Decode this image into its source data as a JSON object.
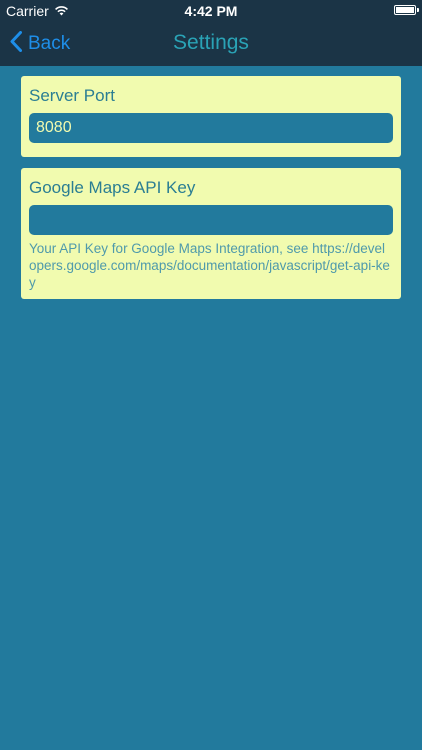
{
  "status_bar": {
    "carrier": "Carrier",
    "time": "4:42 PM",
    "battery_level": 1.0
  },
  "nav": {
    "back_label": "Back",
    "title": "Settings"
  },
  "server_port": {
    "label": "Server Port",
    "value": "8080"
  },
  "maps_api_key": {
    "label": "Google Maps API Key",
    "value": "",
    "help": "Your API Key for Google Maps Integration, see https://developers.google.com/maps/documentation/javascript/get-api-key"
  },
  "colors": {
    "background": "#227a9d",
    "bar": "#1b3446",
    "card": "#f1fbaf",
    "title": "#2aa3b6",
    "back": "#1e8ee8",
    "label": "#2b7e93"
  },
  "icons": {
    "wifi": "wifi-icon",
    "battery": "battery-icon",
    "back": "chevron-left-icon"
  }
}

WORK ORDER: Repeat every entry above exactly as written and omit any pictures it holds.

ANSWER SPACE:
Decode this image into its source data as a JSON object.
{
  "status_bar": {
    "carrier": "Carrier",
    "time": "4:42 PM",
    "battery_level": 1.0
  },
  "nav": {
    "back_label": "Back",
    "title": "Settings"
  },
  "server_port": {
    "label": "Server Port",
    "value": "8080"
  },
  "maps_api_key": {
    "label": "Google Maps API Key",
    "value": "",
    "help": "Your API Key for Google Maps Integration, see https://developers.google.com/maps/documentation/javascript/get-api-key"
  },
  "colors": {
    "background": "#227a9d",
    "bar": "#1b3446",
    "card": "#f1fbaf",
    "title": "#2aa3b6",
    "back": "#1e8ee8",
    "label": "#2b7e93"
  },
  "icons": {
    "wifi": "wifi-icon",
    "battery": "battery-icon",
    "back": "chevron-left-icon"
  }
}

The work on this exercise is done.